**TASK:**
Run through the records and show each line that includes the string "table".

**DATASET RECORDS:**

______________________________

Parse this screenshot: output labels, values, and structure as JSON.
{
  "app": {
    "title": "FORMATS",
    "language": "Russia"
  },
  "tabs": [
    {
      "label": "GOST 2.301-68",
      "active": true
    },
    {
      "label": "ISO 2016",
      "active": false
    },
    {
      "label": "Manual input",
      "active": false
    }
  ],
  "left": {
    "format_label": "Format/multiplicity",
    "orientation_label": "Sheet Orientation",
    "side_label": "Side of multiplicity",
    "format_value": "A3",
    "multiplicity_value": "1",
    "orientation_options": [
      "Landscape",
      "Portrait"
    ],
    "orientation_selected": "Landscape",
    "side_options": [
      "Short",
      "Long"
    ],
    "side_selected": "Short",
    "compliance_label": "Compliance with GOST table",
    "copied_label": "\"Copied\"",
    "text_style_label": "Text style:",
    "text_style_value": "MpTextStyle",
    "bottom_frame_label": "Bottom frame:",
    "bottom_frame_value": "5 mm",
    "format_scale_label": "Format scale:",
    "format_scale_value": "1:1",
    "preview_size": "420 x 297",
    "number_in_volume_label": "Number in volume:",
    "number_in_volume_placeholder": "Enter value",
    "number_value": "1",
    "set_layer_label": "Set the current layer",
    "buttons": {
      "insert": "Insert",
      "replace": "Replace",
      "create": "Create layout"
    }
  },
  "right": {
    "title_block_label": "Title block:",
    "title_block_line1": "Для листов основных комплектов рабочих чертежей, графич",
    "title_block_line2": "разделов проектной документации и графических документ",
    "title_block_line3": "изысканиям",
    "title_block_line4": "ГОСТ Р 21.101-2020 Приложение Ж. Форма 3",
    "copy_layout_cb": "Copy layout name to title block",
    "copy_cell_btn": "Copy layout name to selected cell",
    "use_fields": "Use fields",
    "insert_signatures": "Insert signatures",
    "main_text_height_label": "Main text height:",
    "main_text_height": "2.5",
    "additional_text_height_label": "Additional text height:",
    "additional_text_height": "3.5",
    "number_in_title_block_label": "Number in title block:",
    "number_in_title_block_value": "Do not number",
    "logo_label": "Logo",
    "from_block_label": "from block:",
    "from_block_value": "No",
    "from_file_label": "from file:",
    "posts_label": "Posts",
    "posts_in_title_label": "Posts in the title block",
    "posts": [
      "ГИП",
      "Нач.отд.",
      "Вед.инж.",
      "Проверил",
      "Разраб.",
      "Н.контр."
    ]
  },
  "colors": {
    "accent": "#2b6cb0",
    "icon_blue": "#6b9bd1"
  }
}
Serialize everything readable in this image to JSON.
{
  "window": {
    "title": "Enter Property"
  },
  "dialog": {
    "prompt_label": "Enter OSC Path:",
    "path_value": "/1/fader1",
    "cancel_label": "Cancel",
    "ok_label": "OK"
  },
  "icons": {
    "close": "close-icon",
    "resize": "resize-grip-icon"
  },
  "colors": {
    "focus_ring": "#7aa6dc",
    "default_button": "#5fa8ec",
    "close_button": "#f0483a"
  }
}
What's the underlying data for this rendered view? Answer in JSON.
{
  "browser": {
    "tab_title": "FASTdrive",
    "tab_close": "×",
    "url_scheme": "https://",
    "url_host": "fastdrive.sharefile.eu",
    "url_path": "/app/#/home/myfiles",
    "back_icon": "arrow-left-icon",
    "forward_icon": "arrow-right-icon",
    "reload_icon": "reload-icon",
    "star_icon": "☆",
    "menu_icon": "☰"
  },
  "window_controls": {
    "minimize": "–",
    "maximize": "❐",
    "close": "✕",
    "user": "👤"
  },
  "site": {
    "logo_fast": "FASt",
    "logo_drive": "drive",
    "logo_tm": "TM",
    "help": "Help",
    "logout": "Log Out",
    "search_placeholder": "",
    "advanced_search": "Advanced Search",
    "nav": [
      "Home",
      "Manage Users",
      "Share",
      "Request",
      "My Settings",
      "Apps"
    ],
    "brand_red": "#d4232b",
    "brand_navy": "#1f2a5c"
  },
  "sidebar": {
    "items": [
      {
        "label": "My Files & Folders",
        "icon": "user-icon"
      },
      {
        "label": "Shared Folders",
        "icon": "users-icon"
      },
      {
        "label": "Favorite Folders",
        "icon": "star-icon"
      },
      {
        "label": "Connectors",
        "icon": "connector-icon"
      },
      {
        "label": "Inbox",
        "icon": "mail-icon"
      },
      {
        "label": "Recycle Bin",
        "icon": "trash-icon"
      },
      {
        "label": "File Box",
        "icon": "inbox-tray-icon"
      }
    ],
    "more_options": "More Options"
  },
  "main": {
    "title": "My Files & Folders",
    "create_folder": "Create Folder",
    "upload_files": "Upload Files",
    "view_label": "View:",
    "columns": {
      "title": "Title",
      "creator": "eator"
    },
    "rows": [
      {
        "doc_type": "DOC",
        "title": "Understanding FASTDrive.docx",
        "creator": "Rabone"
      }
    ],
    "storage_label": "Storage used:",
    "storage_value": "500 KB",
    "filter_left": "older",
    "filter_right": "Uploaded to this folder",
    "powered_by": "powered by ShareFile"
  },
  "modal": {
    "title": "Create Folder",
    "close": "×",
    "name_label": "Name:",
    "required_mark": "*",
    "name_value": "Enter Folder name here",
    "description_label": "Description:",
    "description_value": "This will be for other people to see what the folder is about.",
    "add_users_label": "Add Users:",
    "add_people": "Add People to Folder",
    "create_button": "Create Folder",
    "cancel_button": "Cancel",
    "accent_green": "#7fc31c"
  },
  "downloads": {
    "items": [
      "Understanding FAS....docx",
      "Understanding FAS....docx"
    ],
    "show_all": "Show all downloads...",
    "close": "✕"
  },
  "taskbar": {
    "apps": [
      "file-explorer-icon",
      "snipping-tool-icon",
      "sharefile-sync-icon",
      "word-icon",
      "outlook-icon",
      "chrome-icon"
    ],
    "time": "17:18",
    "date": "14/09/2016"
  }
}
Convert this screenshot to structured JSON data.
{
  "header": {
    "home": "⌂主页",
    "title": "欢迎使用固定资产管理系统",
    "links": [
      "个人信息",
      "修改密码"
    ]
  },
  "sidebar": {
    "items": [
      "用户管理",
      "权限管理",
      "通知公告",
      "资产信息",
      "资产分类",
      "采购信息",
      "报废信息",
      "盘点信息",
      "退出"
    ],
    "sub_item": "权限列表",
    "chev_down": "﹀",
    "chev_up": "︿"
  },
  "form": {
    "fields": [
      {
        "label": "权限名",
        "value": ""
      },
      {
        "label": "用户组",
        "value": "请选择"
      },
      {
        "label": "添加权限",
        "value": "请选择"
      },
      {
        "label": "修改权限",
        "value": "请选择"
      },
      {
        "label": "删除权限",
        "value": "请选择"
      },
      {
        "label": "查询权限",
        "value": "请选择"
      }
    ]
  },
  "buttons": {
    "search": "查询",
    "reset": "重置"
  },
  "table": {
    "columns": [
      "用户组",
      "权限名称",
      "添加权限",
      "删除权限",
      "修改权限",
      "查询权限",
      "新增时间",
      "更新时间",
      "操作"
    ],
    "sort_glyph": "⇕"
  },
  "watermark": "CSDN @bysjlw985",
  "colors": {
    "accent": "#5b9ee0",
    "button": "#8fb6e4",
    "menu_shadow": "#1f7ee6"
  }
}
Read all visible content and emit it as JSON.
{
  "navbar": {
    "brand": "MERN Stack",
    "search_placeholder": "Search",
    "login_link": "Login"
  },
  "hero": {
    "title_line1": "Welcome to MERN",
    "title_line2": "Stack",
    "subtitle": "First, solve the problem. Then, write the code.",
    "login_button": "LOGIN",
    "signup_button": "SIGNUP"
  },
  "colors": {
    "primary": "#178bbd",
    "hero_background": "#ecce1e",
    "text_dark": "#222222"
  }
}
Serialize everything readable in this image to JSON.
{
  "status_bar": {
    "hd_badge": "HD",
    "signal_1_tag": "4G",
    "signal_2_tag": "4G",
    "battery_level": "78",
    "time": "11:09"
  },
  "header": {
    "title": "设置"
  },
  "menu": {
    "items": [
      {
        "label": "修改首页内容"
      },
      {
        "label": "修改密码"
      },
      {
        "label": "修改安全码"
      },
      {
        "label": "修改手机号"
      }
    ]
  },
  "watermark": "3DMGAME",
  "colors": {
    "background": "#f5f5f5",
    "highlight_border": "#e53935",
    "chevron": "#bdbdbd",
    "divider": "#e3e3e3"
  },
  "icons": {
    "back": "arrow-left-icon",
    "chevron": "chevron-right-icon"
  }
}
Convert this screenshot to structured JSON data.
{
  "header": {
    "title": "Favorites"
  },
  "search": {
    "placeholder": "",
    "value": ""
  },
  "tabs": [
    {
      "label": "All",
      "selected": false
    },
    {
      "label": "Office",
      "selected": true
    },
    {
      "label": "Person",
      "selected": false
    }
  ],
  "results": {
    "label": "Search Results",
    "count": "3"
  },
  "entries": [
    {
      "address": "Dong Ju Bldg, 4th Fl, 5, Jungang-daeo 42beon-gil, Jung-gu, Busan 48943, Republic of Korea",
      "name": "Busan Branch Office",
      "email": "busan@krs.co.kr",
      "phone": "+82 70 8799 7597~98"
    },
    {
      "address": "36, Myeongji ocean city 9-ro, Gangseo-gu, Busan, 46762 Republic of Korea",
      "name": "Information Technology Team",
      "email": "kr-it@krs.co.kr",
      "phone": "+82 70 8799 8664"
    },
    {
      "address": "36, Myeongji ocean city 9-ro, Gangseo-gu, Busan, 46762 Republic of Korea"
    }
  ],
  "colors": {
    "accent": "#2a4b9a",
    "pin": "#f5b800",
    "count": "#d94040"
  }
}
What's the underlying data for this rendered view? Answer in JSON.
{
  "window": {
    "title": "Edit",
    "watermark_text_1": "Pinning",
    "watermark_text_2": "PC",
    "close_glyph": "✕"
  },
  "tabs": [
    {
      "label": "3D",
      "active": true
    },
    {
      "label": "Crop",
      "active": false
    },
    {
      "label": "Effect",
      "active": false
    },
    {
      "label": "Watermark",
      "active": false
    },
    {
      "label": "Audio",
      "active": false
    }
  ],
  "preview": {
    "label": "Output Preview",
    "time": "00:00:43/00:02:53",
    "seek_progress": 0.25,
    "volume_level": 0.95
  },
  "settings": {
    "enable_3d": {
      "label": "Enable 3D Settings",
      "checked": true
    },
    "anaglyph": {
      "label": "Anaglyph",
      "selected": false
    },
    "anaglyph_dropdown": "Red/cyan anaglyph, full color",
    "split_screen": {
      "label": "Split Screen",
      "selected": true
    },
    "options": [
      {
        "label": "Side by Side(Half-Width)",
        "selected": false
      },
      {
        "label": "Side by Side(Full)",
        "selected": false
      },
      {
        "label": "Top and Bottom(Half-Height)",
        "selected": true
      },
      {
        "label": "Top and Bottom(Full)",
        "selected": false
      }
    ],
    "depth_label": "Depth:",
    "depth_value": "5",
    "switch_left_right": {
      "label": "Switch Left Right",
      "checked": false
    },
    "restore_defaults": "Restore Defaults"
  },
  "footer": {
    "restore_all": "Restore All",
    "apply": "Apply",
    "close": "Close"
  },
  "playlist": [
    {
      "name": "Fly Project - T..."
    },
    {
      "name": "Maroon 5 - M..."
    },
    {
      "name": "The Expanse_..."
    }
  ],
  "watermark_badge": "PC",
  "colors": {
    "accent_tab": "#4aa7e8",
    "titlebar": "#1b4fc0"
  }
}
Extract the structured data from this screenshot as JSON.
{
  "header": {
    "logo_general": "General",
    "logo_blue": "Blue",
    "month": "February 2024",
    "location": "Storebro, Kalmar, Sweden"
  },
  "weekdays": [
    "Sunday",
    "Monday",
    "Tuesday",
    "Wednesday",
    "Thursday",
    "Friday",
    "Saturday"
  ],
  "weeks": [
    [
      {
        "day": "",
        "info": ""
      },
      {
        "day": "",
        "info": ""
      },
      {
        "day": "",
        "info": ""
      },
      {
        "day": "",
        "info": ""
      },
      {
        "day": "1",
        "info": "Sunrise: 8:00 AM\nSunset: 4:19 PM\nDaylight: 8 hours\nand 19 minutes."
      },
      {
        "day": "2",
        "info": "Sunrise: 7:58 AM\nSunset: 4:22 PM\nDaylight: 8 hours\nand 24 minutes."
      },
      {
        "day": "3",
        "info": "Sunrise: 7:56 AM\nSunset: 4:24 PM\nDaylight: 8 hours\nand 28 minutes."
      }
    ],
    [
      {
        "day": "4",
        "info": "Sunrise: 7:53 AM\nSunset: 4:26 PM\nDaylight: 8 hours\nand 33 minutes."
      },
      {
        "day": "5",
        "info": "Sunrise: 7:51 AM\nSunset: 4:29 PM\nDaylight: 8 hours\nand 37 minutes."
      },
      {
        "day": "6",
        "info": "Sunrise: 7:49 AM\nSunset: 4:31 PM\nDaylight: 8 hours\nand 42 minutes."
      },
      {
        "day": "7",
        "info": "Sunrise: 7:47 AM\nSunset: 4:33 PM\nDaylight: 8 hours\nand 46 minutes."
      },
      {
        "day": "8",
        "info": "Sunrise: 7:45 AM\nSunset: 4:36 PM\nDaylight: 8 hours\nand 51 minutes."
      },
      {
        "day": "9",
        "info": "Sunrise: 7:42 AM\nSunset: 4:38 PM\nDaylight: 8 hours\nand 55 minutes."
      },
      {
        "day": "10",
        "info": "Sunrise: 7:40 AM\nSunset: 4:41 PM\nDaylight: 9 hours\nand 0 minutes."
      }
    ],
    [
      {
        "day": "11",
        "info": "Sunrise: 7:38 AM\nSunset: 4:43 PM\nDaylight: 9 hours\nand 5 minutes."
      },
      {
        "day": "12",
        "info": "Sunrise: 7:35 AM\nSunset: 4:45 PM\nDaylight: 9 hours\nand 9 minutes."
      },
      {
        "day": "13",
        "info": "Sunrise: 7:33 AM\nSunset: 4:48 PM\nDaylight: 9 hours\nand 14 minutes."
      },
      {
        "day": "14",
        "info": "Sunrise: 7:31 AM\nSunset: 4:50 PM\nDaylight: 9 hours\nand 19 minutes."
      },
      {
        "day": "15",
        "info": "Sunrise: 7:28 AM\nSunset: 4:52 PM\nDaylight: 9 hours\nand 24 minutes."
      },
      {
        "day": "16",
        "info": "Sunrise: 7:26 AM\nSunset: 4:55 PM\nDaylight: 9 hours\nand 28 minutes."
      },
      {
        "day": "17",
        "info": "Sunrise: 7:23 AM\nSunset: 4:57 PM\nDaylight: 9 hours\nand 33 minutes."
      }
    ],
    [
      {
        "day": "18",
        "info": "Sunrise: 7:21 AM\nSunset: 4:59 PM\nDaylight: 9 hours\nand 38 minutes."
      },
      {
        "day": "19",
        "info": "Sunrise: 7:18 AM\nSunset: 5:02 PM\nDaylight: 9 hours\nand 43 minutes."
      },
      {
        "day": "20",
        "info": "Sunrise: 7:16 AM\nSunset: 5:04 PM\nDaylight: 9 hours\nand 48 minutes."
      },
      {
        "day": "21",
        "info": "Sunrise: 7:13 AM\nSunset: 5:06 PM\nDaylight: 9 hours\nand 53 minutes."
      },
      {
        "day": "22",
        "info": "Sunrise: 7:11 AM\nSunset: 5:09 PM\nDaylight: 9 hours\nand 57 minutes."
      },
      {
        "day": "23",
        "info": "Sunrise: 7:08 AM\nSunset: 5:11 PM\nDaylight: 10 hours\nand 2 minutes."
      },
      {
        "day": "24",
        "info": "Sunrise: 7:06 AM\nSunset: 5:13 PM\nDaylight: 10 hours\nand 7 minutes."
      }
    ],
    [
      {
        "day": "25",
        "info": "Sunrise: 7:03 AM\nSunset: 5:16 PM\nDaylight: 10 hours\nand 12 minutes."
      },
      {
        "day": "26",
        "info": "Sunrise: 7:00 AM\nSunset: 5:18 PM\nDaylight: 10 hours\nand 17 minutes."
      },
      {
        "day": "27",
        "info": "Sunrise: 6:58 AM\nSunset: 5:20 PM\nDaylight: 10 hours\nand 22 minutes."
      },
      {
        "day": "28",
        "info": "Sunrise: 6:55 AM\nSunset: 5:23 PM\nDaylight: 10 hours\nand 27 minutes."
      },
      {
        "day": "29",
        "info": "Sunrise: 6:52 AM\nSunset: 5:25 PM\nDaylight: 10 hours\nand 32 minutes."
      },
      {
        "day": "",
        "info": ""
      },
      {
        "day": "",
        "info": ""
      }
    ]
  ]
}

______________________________

**OUTPUT FOR THIS TASK:**
    "compliance_label": "Compliance with GOST table",
  "table": {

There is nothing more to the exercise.